  • Aplicação - application (instead of Port. formulário)
  • Apontamento - appointment (instead of Port. horário, encontro)
  • Attachar or atachar - to attach (instead of Port. anexar)
  • Bizado or bisado - busy (instead of Port. ocupado)
  • Bootar or butar - to boot, usually computers (instead of Port. iniciar)
  • Chattear - to chat (instead of Port. conversar, bater papo – the Portuguese homophone chatear has the meaning of to annoy, to pester someone)
  • Dar um suit - to sue (instead of Port. processar)
  • Deletar** - to delete (instead of Port. excluir, apagar, suprimir, delir – while originarily a Latin word as deletare, its popularity revived together with the adoption of the English usage)
  • Dropar - to drop (instead of Port. derrubar, descartar, descer, largar)
  • Escanear** or scanear** - to scan (instead of Port. digitalizar, varrer, ler, examinar)
  • Escore - score (instead of Port. pontuação)
  • Espreiar or spreiar - to spray (instead of Port. pulverizar, borrifar)
  • Eslaidar or slidar - to slide (instead of Port. escorregar, deslizar, resvalar)
  • Estartar or startar - to start (instead of Port. iniciar, inicializar)
  • Frizar or frisar - to freeze (instead of Port. congelar — the correct use of frisar has the meaning of to emphasize; so it can be the correct Portuguese usage depending on context)
  • Hoovar - to vacuum, to hoover (UK) (instead of Port. aspirar o pó, passar o aspirador de pó)
  • Inicializar** - to initialize (instead of Port. iniciar)
  • Mopear - to mop (UK) (instead of Port. esfregar, usar o esfregão)
  • Ordenar - to place an order (instead of Port. encomendar, pedir, fazer um pedido, requisitar – the correct use of ordernar has the meaning of to command, to ordain; so it can be the correct Portuguese usage depending on context)
  • Parkear or parquear - to park (instead of Port. estacionar)
  • Plotar - to plot (instead of Port. traçar, imprimir mapa ou gráfico)
  • Printar - to print out (instead of Port. imprimir)
  • Realizar – to realize/realise (instead of Port. perceber, compreender – the correct use of realizar has the meaning of perform, accomplish, achieve; so it can be the correct Portuguese usage depending on context)
  • Resetar** - to reset (instead of Port. reiniciar, reinicializar)
  • Ser suposto a/estar suposto a** - to be supposed to (also Port. dever, dever de – while very rare and sounding odd to most Portuguese speakers, it is a correct Portuguese usage)
  • Telefonar/ligar/chamar para trás - to call back (instead of Port. telefonar/ligar/chamar de volta)
  • Upar** or uppar - to up (on a level; slang term used for RPG games by Brazilian players, instead of Port. evoluir) or to upload (instead of rarely used Port. subir – the opposite of baixar, the literal translation of download)
  • Vacuumar or vequiar - to vacuum (instead of Port. aspirar o pó, passar o aspirador de pó)

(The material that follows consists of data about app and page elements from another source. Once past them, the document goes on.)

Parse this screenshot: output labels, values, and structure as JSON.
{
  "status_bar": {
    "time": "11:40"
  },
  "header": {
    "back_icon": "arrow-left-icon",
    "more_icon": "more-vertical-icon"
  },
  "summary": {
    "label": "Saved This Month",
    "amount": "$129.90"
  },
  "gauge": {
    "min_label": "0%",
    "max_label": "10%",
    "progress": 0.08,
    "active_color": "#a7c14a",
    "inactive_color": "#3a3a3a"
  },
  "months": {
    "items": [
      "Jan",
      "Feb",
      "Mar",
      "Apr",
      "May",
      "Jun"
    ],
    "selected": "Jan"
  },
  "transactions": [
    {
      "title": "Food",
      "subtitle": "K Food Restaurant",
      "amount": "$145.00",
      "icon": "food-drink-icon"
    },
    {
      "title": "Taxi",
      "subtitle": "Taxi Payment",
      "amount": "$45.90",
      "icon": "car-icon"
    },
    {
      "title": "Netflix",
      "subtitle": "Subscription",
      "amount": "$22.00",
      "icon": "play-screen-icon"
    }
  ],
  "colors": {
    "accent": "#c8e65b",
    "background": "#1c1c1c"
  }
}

See also[edit]


  1. ^ (in Portuguese) ['Bullying' is a bullying to the Portuguese language – Estadão's general topics http://www.estadao.com.br/noticias/geral,bullying-e-bulir-com-a-lingua-portuguesa,726993,0.htm]

External links[edit]